The Mother ‘Lode’: Panning for Gold

The relationship we have with our mother or primary carer colours our relationship with food and our appetites. In order to have positive experiences around food and appetite we must be able to set emotional and self-care boundaries with our mothers (and with others) that support our needsHere is a personal story that is one example of  how I am doing that with my own mother:

My Mom is crying, her forearms braced on a market cart. She asks through her tears if I always hurt other people’s feelings. While I was choosing a lovely wedge of Parmesan cheese she was crumpled over the watermelons, waiting for my return.

Surprisingly anger shoots through me, a familiar feeling this year. It is not just any anger. It is anger I carried throughout my childhood, and am only beginning to release. While my younger sisters had their wild tantrums, I was instead the dutiful daughter. We all knew our roles and upheld them. I was not the angry one.

At the market, I interpret my mother’s words to mean I was somehow responsible for her current distress. Perhaps because earlier, on our way to the market, I’d requested some quiet time in the car or, as we walked into the market, I recall being short with her.   In other years, these would have been plausible explanations. Instead today, I answer her flatly: “Actually, no. I do not always hurt the feelings of others.”

I experience a small victory as I stand calmly in front of my mother. Although there is a nugget of guilt unrolling at the back of my throat, I am compassionate with myself. Surprisingly, the ball of guilt does not grow. I am doing the best I can. I am learning a new role.

So, here’s the thing. I admire and am grateful for my mother. She is creative, energetic, generous. She has a sound mind and takes good care of herself and her home. She is actively involved with her family and in her community. But this year I find myself compelled to finally reconcile the truths of a sexually violated childhood.

My older brother was the perpetrator of this violence, to myself and my two younger sisters. We never spoke about this abuse until I was an adult. There was a code of silence in our family, and my loving parents were the guardians of that code. As a child, I was sensitive, but unable to express my feelings.   I knew there was love in our household, but also there was not a place to affirm that something so hideous could also be occurring at the same time. All children need an adult to validate such abuses as being wrong. That didn’t happen.

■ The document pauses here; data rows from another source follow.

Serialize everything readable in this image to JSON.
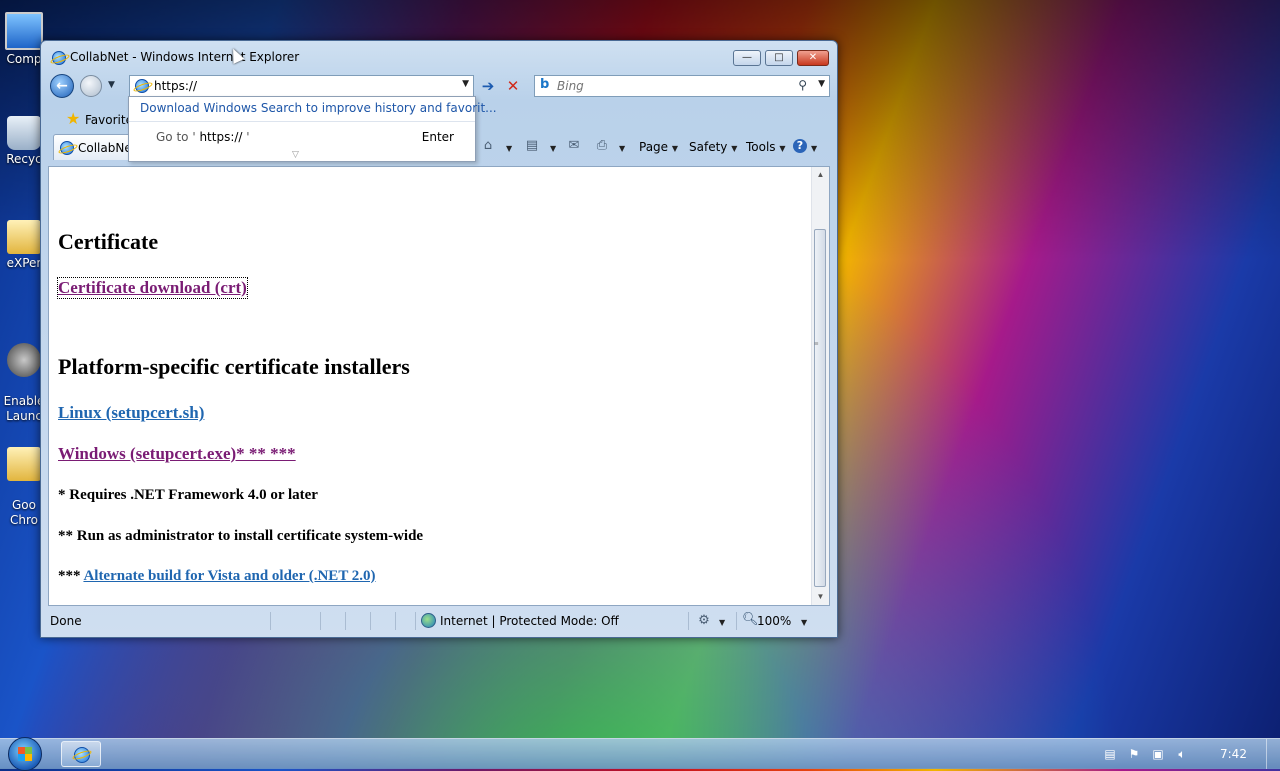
{
  "desktop": {
    "icons": [
      {
        "label": "Comp",
        "icon": "computer-icon"
      },
      {
        "label": "Recyc",
        "icon": "recycle-bin-icon"
      },
      {
        "label": "eXPer",
        "icon": "folder-icon"
      },
      {
        "label": "Enable\nLaunc",
        "icon": "launcher-icon"
      },
      {
        "label": "Goo\nChro",
        "icon": "folder-icon"
      }
    ]
  },
  "window": {
    "title": "CollabNet - Windows Internet Explorer",
    "controls": {
      "minimize": "—",
      "maximize": "□",
      "close": "✕"
    }
  },
  "nav": {
    "address_value": "https://",
    "search_placeholder": "Bing",
    "go_symbol": "➔",
    "stop_symbol": "✕"
  },
  "autocomplete": {
    "suggestion": "Download Windows Search to improve history and favorit...",
    "goto_prefix": "Go to '",
    "goto_url": " https:// ",
    "goto_suffix": "'",
    "enter_label": "Enter"
  },
  "favorites": {
    "label": "Favorite"
  },
  "tab": {
    "label": "CollabNet"
  },
  "commands": {
    "page": "Page",
    "safety": "Safety",
    "tools": "Tools"
  },
  "content": {
    "heading_certificate": "Certificate",
    "link_cert_download": "Certificate download (crt)",
    "heading_platform": "Platform-specific certificate installers",
    "link_linux": "Linux (setupcert.sh)",
    "link_windows": "Windows (setupcert.exe)* ** ***",
    "note_1": "* Requires .NET Framework 4.0 or later",
    "note_2": "** Run as administrator to install certificate system-wide",
    "note_3_prefix": "*** ",
    "link_alternate": "Alternate build for Vista and older (.NET 2.0)"
  },
  "status": {
    "text": "Done",
    "zone": "Internet | Protected Mode: Off",
    "zoom": "100%"
  },
  "taskbar": {
    "clock": "7:42"
  },
  "colors": {
    "visited_link": "#7a1c74",
    "link": "#1f66b0",
    "suggestion_link": "#1e56a8"
  }
}
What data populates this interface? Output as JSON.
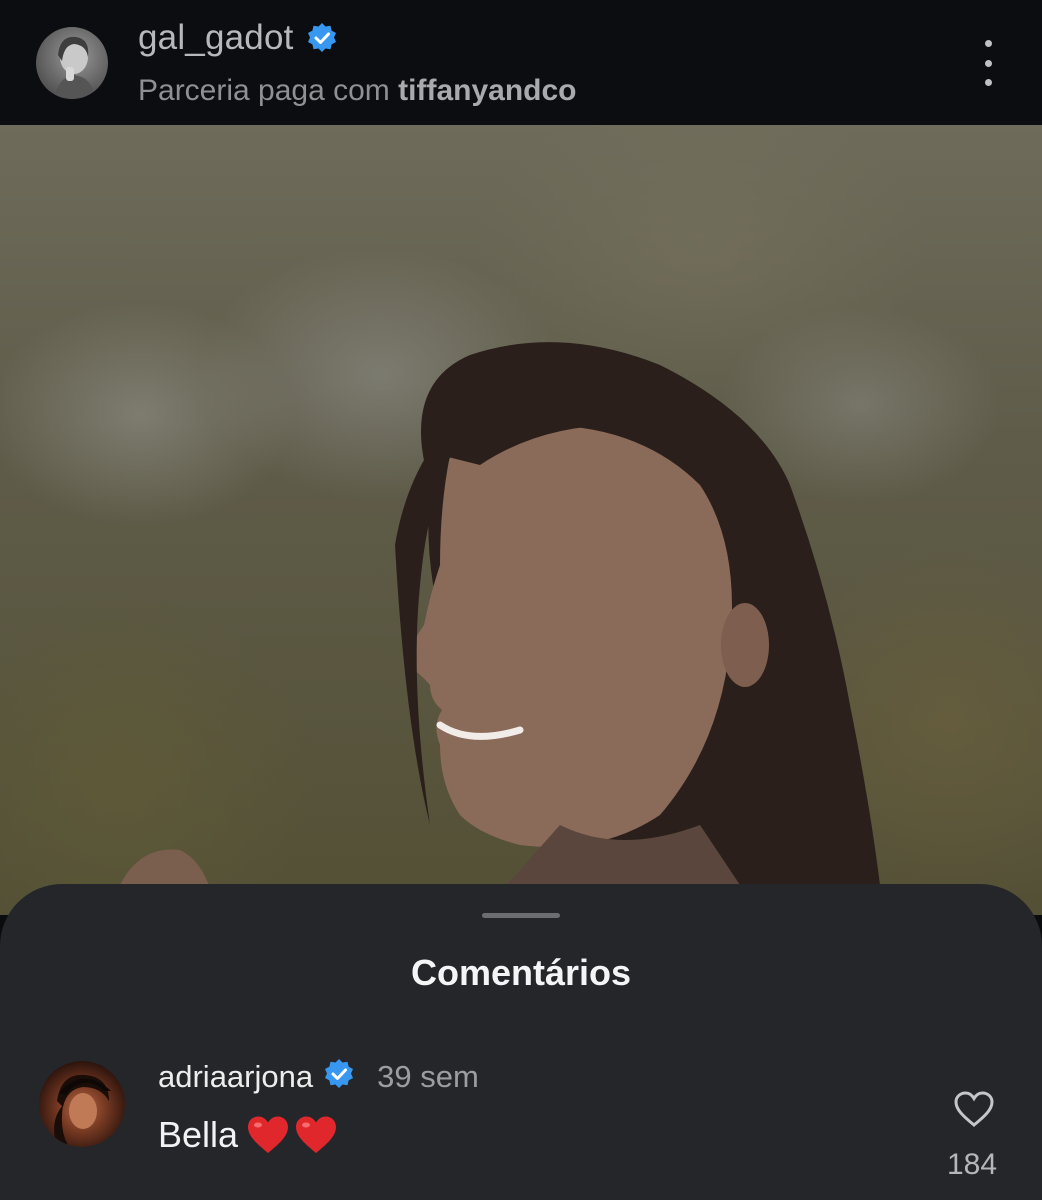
{
  "post_header": {
    "username": "gal_gadot",
    "partnership_prefix": "Parceria paga com ",
    "partner": "tiffanyandco"
  },
  "comments_sheet": {
    "title": "Comentários",
    "comments": [
      {
        "username": "adriaarjona",
        "time": "39 sem",
        "text": "Bella",
        "emojis": [
          "red-heart",
          "red-heart"
        ],
        "likes": "184"
      }
    ]
  },
  "colors": {
    "verified_badge": "#3897f0",
    "heart_emoji": "#e0282c",
    "sheet_background": "#24262a",
    "header_background": "#0c0d10"
  }
}
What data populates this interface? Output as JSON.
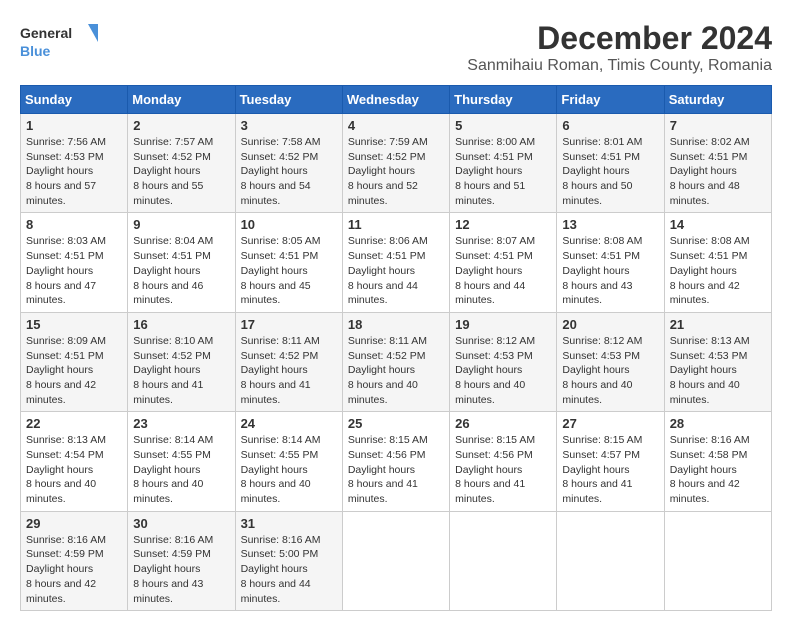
{
  "logo": {
    "line1": "General",
    "line2": "Blue"
  },
  "title": "December 2024",
  "subtitle": "Sanmihaiu Roman, Timis County, Romania",
  "weekdays": [
    "Sunday",
    "Monday",
    "Tuesday",
    "Wednesday",
    "Thursday",
    "Friday",
    "Saturday"
  ],
  "weeks": [
    [
      {
        "day": "1",
        "sunrise": "7:56 AM",
        "sunset": "4:53 PM",
        "daylight": "8 hours and 57 minutes."
      },
      {
        "day": "2",
        "sunrise": "7:57 AM",
        "sunset": "4:52 PM",
        "daylight": "8 hours and 55 minutes."
      },
      {
        "day": "3",
        "sunrise": "7:58 AM",
        "sunset": "4:52 PM",
        "daylight": "8 hours and 54 minutes."
      },
      {
        "day": "4",
        "sunrise": "7:59 AM",
        "sunset": "4:52 PM",
        "daylight": "8 hours and 52 minutes."
      },
      {
        "day": "5",
        "sunrise": "8:00 AM",
        "sunset": "4:51 PM",
        "daylight": "8 hours and 51 minutes."
      },
      {
        "day": "6",
        "sunrise": "8:01 AM",
        "sunset": "4:51 PM",
        "daylight": "8 hours and 50 minutes."
      },
      {
        "day": "7",
        "sunrise": "8:02 AM",
        "sunset": "4:51 PM",
        "daylight": "8 hours and 48 minutes."
      }
    ],
    [
      {
        "day": "8",
        "sunrise": "8:03 AM",
        "sunset": "4:51 PM",
        "daylight": "8 hours and 47 minutes."
      },
      {
        "day": "9",
        "sunrise": "8:04 AM",
        "sunset": "4:51 PM",
        "daylight": "8 hours and 46 minutes."
      },
      {
        "day": "10",
        "sunrise": "8:05 AM",
        "sunset": "4:51 PM",
        "daylight": "8 hours and 45 minutes."
      },
      {
        "day": "11",
        "sunrise": "8:06 AM",
        "sunset": "4:51 PM",
        "daylight": "8 hours and 44 minutes."
      },
      {
        "day": "12",
        "sunrise": "8:07 AM",
        "sunset": "4:51 PM",
        "daylight": "8 hours and 44 minutes."
      },
      {
        "day": "13",
        "sunrise": "8:08 AM",
        "sunset": "4:51 PM",
        "daylight": "8 hours and 43 minutes."
      },
      {
        "day": "14",
        "sunrise": "8:08 AM",
        "sunset": "4:51 PM",
        "daylight": "8 hours and 42 minutes."
      }
    ],
    [
      {
        "day": "15",
        "sunrise": "8:09 AM",
        "sunset": "4:51 PM",
        "daylight": "8 hours and 42 minutes."
      },
      {
        "day": "16",
        "sunrise": "8:10 AM",
        "sunset": "4:52 PM",
        "daylight": "8 hours and 41 minutes."
      },
      {
        "day": "17",
        "sunrise": "8:11 AM",
        "sunset": "4:52 PM",
        "daylight": "8 hours and 41 minutes."
      },
      {
        "day": "18",
        "sunrise": "8:11 AM",
        "sunset": "4:52 PM",
        "daylight": "8 hours and 40 minutes."
      },
      {
        "day": "19",
        "sunrise": "8:12 AM",
        "sunset": "4:53 PM",
        "daylight": "8 hours and 40 minutes."
      },
      {
        "day": "20",
        "sunrise": "8:12 AM",
        "sunset": "4:53 PM",
        "daylight": "8 hours and 40 minutes."
      },
      {
        "day": "21",
        "sunrise": "8:13 AM",
        "sunset": "4:53 PM",
        "daylight": "8 hours and 40 minutes."
      }
    ],
    [
      {
        "day": "22",
        "sunrise": "8:13 AM",
        "sunset": "4:54 PM",
        "daylight": "8 hours and 40 minutes."
      },
      {
        "day": "23",
        "sunrise": "8:14 AM",
        "sunset": "4:55 PM",
        "daylight": "8 hours and 40 minutes."
      },
      {
        "day": "24",
        "sunrise": "8:14 AM",
        "sunset": "4:55 PM",
        "daylight": "8 hours and 40 minutes."
      },
      {
        "day": "25",
        "sunrise": "8:15 AM",
        "sunset": "4:56 PM",
        "daylight": "8 hours and 41 minutes."
      },
      {
        "day": "26",
        "sunrise": "8:15 AM",
        "sunset": "4:56 PM",
        "daylight": "8 hours and 41 minutes."
      },
      {
        "day": "27",
        "sunrise": "8:15 AM",
        "sunset": "4:57 PM",
        "daylight": "8 hours and 41 minutes."
      },
      {
        "day": "28",
        "sunrise": "8:16 AM",
        "sunset": "4:58 PM",
        "daylight": "8 hours and 42 minutes."
      }
    ],
    [
      {
        "day": "29",
        "sunrise": "8:16 AM",
        "sunset": "4:59 PM",
        "daylight": "8 hours and 42 minutes."
      },
      {
        "day": "30",
        "sunrise": "8:16 AM",
        "sunset": "4:59 PM",
        "daylight": "8 hours and 43 minutes."
      },
      {
        "day": "31",
        "sunrise": "8:16 AM",
        "sunset": "5:00 PM",
        "daylight": "8 hours and 44 minutes."
      },
      null,
      null,
      null,
      null
    ]
  ]
}
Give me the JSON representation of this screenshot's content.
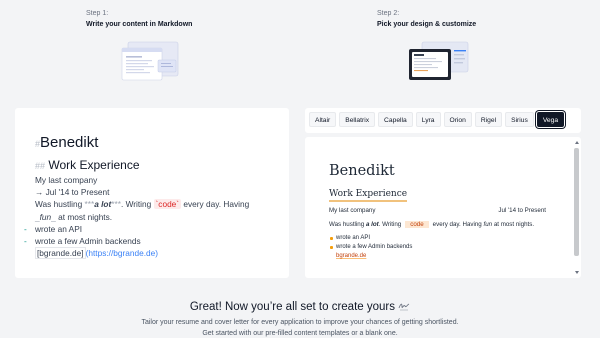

Lately, I have been panning for the gold in my life. I sense that I am closing in on something of great value in this relationship with my mother. I pay for my Parmesan and we settle into the car for the ride home. Mom is still crying. She opens a book and starts reading. I decide the most loving thing I can now do is take care of myself. It is not for me to stop, move or fix her feelings. Only she can do that. I do wish for her happiness. I notice the ball of guilt has disappeared. I start the car and we head for home.

This article also appears on page 31 in the May Issue of Sibyl Magazine: For the Spirit and Soul of Women

My book Find Your Happetite has an entire chapter devoted to identifying and managing emotions that trigger food and eating issues.